During the last weeks of our work in the temple (HK29A) we received the distressing news of disturbances in the the cemetery at locality HK6. This cemetery, where the elite segment of the population was buried, is about 2 km from the temple and the main part of the predynastic town in the Great Wadi that runs through the center of Hierakonpolis. Mike Hoffman first investigated this cemetery in the 1980s and uncovered large mud-brick lined tombs of the Protodynastic and early Dynasty 1 (3200-3000 B.C.) and clear evidence of their substantial superstructures. Although the tombs were extensively plundered, he also recovered some expensive and exotic grave goods, which showed that even after the center of power had shifted first to Abydos and then to Memphis, the princes of Hierakonpolis were still able to access imported goods like lapis lazuli, gold, and silver, which were fashioned into beads, as well as obsidian and rock crystal for beautiful blades. He also examined the earliest known rock-cut tomb complete with side chamber closed by a stone portcullis (Tomb 2), which has architectural parallels among the tombs of the Nubian A-group royal elite (see Nubians). Around this tomb, although they are not necessarily associated with it, were found a number of animal burials--dogs, cattle, and baboons (see Weird Animals), and even seashells. Construction of the tomb--6.25 m long, 2.10 m wide, and some 3.5 m deep (over 2.10m of it cut through stone)--was a massive effort. Unfortunately, it was found stripped clean and its owner remains anonymous.

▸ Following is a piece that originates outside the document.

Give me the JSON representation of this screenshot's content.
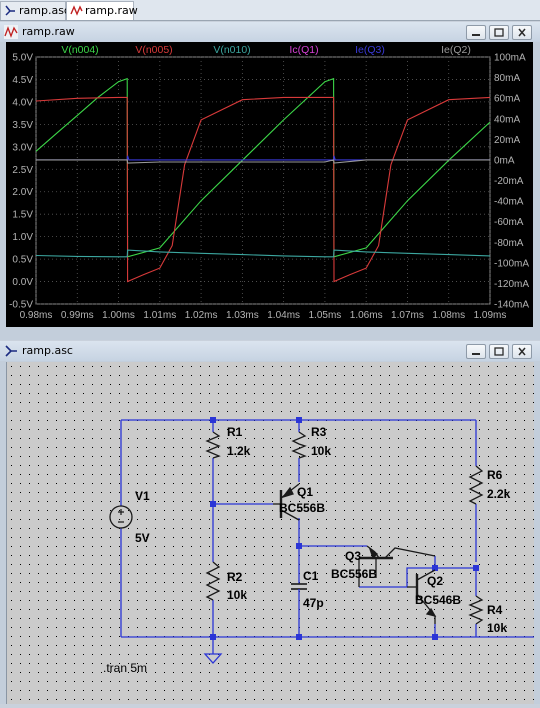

From 1997 to 2000, Barbara Adams resumed work in this cemetery and much to her surprise found rich elite burials of a much earlier age--the Nagada IIab period, about 3700 B.C. Her work revealed more elite tombs (Tombs 13-23), including one of a juvenile elephant as well as that of an aurochs, or large wild bovid, buried in human fashion with matting covering the body, pottery, and a human figurine. In addition, parts of four amazing ceramic masks, the earliest funerary masks in Egypt were also discovered. In the 2000 season came the even more sensational discovery of fragments of a limestone statue that, if the dating of about 3600 B.C. is correct, is the first life-sized three-dimensional human depiction known from Egypt. The recognizable fragments of the statue include a nose and parts of two ears, which makes a nice change as these are the parts that are usually missing! Although thoroughly and deliberately shattered, from the over 500 fragments it appears that the statue was bearded and may have been seated. This statue was found near Tomb 23, possibly the largest grave of the Nagada IIb period yet known. The tomb was surrounded by a large, rectangular, wooden post and mat fence enclosure that presages the architecture later constructed in mud brick and is the earliest evidence of a funerary enclosure in Egypt.

Barbara Adams and one of the remarkable ceramic masks from the elite cemetery. The masks are the earliest funerary masks in Egypt.

Barbara was able only to excavate a portion of this large and complex tomb and its surroundings before her untimely death, so when we heard about looting activities in the cemetery, we were extremely concerned and immediately set out to assess the damage. Although upsetting, it was not as bad as we feared, nevertheless, the disturbance beside Tomb 23 was distressing and we decided to cut short our time at the temple and launch rescue excavations at the cemetery.

Previous pageNext page

InteractiveDig is produced by ARCHAEOLOGY Magazine
© 2009 Archaeological Institute of America

Home | Archaeology Magazine | More Digs | AIA